An extraordinary Jackson County Spelling Bee — down to two students who’ve survived 66 championship rounds — will resume Saturday, March 8, 2014, at 9 a.m. in our Central Library.
Sophia Hoffman, a fifth-grader at Highland Park Elementary School in Lee’s Summit, and Kush Sharma, a seventh-grader at Frontier School of Innovation in Kansas City, will pick up where they left off after four-plus hours of competition on Saturday, February 22. The day had started with a championship field of 25.
The two finalists went head to head for 47 rounds. After they’d worked their way through the list of words provided by the Scripps National Spelling Bee, then through an additional 20 words picked from Merriam Webster’s 11th-edition dictionary, officials called a temporary halt to the duel and set the March 8 continuation — overtime, if you will. Competition will resume in Central’s fifth-floor Helzberg Auditorium.
Mary Olive Thompson, the Library’s outreach manager and co-coordinator of the championship bee, said new words will be drawn from a separate Scripps list and from Merriam Webster’s. Given Hoffman’s and Sharma’s proficiency, “We probably need an additional 150-200 words just to be safe,” she said.
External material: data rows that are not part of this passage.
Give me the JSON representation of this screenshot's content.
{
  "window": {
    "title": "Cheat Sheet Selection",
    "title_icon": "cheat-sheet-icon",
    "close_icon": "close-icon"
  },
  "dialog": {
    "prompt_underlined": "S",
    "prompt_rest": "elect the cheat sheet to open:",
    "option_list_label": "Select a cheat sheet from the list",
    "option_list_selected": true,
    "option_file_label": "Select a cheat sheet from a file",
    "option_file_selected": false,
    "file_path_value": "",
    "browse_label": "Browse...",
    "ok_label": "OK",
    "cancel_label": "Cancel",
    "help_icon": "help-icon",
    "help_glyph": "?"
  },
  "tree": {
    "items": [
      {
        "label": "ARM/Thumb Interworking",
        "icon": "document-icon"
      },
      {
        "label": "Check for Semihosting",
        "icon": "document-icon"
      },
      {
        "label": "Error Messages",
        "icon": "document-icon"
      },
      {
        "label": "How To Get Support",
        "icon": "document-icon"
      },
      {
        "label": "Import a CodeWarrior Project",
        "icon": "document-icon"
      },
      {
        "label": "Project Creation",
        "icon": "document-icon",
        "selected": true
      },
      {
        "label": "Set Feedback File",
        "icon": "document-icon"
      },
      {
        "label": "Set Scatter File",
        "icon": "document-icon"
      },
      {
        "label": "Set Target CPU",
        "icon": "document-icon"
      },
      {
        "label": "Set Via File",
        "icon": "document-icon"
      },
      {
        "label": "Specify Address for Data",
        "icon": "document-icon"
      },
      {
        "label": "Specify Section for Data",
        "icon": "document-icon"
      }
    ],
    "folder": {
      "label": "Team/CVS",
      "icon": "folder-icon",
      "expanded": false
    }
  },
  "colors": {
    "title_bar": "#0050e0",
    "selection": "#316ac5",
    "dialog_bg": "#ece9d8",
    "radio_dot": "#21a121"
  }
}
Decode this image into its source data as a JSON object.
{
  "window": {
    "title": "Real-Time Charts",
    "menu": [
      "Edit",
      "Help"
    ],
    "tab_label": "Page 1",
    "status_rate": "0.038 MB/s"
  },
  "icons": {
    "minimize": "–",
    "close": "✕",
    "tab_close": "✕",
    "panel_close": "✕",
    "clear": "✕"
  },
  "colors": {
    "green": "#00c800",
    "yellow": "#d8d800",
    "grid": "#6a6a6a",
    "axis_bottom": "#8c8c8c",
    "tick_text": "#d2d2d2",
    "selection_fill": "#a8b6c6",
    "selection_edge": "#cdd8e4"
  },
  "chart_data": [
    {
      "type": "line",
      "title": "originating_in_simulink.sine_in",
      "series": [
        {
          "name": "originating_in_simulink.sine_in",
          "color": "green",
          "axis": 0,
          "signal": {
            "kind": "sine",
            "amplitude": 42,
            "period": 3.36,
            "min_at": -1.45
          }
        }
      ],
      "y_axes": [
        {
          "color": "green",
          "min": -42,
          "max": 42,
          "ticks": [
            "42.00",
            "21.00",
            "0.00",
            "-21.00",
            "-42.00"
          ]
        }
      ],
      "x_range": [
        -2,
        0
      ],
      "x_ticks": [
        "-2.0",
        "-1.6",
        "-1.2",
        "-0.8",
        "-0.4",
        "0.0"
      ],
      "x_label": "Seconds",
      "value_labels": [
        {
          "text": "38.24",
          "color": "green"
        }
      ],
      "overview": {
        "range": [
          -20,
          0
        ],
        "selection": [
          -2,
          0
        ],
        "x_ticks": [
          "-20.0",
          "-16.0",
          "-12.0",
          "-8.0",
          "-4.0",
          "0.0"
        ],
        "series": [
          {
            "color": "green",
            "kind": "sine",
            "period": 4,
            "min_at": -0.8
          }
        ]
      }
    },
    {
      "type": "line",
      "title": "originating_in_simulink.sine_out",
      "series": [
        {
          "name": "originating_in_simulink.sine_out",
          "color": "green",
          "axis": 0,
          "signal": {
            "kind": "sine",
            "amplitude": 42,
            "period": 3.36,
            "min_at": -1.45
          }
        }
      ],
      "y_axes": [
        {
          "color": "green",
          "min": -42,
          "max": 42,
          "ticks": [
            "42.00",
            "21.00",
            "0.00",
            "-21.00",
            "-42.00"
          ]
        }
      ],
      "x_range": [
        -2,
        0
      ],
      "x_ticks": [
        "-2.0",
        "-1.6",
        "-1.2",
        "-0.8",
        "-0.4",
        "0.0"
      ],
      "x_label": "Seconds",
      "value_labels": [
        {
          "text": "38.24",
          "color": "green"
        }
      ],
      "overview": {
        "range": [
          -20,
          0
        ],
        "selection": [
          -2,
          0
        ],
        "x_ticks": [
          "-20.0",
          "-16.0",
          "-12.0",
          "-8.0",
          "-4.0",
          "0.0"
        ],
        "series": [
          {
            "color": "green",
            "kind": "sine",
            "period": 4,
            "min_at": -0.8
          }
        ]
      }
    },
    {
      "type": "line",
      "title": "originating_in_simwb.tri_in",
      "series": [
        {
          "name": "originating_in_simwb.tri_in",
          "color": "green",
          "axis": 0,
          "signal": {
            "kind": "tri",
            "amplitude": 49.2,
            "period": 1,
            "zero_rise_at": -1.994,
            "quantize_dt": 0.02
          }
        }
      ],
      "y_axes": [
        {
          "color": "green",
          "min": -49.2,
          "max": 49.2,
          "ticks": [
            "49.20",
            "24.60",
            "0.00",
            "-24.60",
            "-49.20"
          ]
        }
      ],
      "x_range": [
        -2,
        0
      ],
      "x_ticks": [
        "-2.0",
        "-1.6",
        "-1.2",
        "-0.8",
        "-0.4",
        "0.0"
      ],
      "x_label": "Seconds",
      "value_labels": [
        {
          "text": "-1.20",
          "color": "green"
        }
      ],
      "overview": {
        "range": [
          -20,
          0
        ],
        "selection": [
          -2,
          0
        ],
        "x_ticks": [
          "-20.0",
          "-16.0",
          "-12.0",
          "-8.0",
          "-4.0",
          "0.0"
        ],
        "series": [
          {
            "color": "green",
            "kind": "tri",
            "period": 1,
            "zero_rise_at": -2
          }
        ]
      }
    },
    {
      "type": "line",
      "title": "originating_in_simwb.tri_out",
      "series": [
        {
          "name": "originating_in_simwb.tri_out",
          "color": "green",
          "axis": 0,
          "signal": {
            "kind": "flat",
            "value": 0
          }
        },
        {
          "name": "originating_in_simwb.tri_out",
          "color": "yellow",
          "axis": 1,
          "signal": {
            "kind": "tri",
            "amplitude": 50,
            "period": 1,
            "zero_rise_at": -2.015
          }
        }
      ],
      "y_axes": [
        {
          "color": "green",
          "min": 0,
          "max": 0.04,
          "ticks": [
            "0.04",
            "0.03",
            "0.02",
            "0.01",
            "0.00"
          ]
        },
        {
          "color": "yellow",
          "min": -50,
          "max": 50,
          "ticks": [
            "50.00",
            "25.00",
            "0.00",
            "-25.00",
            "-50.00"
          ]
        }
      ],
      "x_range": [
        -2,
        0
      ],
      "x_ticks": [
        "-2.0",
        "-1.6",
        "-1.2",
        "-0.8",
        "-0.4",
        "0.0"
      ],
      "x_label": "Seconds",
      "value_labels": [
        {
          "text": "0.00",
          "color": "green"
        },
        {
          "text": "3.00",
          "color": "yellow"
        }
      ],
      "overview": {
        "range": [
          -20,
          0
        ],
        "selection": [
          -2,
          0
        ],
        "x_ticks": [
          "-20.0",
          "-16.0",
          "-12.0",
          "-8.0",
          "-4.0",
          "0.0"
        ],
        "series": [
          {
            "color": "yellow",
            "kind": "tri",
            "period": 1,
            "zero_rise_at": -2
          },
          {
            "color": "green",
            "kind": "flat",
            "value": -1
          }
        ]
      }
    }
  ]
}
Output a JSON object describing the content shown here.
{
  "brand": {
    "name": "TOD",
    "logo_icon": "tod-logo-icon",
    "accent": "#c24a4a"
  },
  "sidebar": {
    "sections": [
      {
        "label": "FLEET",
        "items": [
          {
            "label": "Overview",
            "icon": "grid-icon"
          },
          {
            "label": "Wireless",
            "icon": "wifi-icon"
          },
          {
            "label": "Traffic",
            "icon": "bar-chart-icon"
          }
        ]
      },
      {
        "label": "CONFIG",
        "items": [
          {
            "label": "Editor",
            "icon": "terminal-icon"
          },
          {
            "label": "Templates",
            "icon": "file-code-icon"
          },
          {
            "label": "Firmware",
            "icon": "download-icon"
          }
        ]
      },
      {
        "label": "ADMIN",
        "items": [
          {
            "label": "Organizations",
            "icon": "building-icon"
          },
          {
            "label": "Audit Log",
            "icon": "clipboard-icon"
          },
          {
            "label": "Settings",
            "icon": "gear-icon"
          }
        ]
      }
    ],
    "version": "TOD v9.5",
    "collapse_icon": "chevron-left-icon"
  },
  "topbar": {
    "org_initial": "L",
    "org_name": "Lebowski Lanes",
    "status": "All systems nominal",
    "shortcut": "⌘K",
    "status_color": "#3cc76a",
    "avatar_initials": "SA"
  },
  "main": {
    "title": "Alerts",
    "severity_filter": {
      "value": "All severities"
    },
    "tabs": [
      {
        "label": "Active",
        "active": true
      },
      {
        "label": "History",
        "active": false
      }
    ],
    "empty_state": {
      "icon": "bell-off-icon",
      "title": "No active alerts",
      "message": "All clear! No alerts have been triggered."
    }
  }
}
The winner will advance to the 2014 Scripps National Spelling Bee in Washington, D.C., in May. Telecast by ESPN, it draws a global audience.
Only a little more than three years ago, the Jackson County bee was without a home. The (Independence, Missouri) Examiner had given up its sponsorship after several decades. Thompson, then working at the L.H. Bluford Branch, saw the Library’s involvement as a means of pulling Kansas City public schools into the competition, and Library Director Crosby Kemper III agreed. The Library became a co-presenter with the Mid-Continent Public Library, the Local Investment Commission (LINC), and the Kansas City Chapter of the American Federation of Teachers.
The bee, however, still lacks a sponsoring organization to cover or defray the costs of getting the local winner and an accompanying adult to Washington, D.C. “We have managed to get by the last three years with the help of an anonymous donor, but there is no guarantee that funding will continue,” Thompson says.
She expressed hope that the interest in this year’s bee will attract a long-term sponsor.
The spellers with their families.